For the Krishnas, this was the final straw. They issued out in force, grabbing the old-timer and another friend before realizing their mistake: “You shoulda seen their faces when they looked up and saw all these tough guys up and down the street jumping outta their lawn chairs and running down the block.”
It’s hard to imagine things getting all Scorsese like this on our serene, dog-and-children-friendly street of today, where the fall block party features a bouncy castle rather than a street brawl. But when we moved in, it would also have been difficult to envision the best-known landmark in the old neighborhood, the nearly century-old Cammareri Brothers Bakery of Moonstruck fame, vanishing overnight. The new poster child, Farmacy, a self-consciously hip, retro soda fountain, possibly suits us better these days.

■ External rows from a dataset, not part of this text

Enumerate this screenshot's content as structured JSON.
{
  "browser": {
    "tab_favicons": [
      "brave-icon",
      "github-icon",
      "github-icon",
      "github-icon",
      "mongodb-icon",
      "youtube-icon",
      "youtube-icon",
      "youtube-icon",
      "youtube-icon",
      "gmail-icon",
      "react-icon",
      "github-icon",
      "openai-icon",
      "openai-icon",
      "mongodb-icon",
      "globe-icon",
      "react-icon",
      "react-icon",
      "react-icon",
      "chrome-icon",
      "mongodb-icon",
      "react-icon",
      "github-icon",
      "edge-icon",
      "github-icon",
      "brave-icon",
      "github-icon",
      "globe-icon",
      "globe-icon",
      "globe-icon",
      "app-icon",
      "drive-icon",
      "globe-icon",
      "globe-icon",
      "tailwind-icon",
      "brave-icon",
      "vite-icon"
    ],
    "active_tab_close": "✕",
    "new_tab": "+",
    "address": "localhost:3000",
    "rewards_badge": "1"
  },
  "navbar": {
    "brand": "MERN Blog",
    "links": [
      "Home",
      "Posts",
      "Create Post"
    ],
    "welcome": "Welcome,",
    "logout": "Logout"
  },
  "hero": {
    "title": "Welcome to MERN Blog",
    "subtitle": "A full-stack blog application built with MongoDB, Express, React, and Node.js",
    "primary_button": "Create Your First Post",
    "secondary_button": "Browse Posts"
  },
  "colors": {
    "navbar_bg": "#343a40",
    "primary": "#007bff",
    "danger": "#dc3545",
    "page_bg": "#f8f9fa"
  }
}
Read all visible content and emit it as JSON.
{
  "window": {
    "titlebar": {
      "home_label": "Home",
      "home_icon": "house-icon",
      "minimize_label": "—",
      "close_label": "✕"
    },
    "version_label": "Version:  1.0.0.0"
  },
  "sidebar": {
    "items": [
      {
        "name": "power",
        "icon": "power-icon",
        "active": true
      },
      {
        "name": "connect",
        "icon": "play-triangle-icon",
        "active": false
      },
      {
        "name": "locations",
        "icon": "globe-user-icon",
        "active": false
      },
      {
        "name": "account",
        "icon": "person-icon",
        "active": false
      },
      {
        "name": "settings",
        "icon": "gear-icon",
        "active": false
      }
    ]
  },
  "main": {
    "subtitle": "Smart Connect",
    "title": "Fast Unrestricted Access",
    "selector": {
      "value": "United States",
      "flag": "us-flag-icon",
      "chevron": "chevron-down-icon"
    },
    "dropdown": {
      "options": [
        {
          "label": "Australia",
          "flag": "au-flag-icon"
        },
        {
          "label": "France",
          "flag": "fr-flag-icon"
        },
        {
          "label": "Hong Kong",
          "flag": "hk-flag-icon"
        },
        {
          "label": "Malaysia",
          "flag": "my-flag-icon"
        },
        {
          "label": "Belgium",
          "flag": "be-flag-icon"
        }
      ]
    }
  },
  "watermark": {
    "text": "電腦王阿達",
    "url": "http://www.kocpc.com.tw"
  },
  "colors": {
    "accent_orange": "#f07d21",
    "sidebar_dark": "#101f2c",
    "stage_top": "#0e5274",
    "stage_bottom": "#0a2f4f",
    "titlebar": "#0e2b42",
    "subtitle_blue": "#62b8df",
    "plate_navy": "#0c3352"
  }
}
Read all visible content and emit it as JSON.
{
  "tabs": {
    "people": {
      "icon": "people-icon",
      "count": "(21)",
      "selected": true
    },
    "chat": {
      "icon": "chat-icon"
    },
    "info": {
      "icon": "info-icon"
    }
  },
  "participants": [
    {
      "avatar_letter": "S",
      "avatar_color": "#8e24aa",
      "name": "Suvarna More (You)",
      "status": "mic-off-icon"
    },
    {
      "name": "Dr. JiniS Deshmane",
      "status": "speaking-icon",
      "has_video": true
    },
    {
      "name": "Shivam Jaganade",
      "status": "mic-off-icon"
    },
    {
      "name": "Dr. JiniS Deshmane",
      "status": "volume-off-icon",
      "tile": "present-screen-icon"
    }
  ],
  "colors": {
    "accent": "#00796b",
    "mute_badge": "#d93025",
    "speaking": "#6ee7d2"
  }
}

My wife and I are almost old-timers ourselves here now, sharing stories with the newcomers of back-in-the-day, and upholding a few traditions. On New Year’s Eve, we will still step out back at the stroke of midnight and bang on pots and pans like the old Italians did. Fifteen years ago, it would sound like the Siege of Leningrad in the backyard. And if it’s quieter now, it’s gratifying to still hear some crazy pot whacking here and there, up and down the block, a few echoes in the night.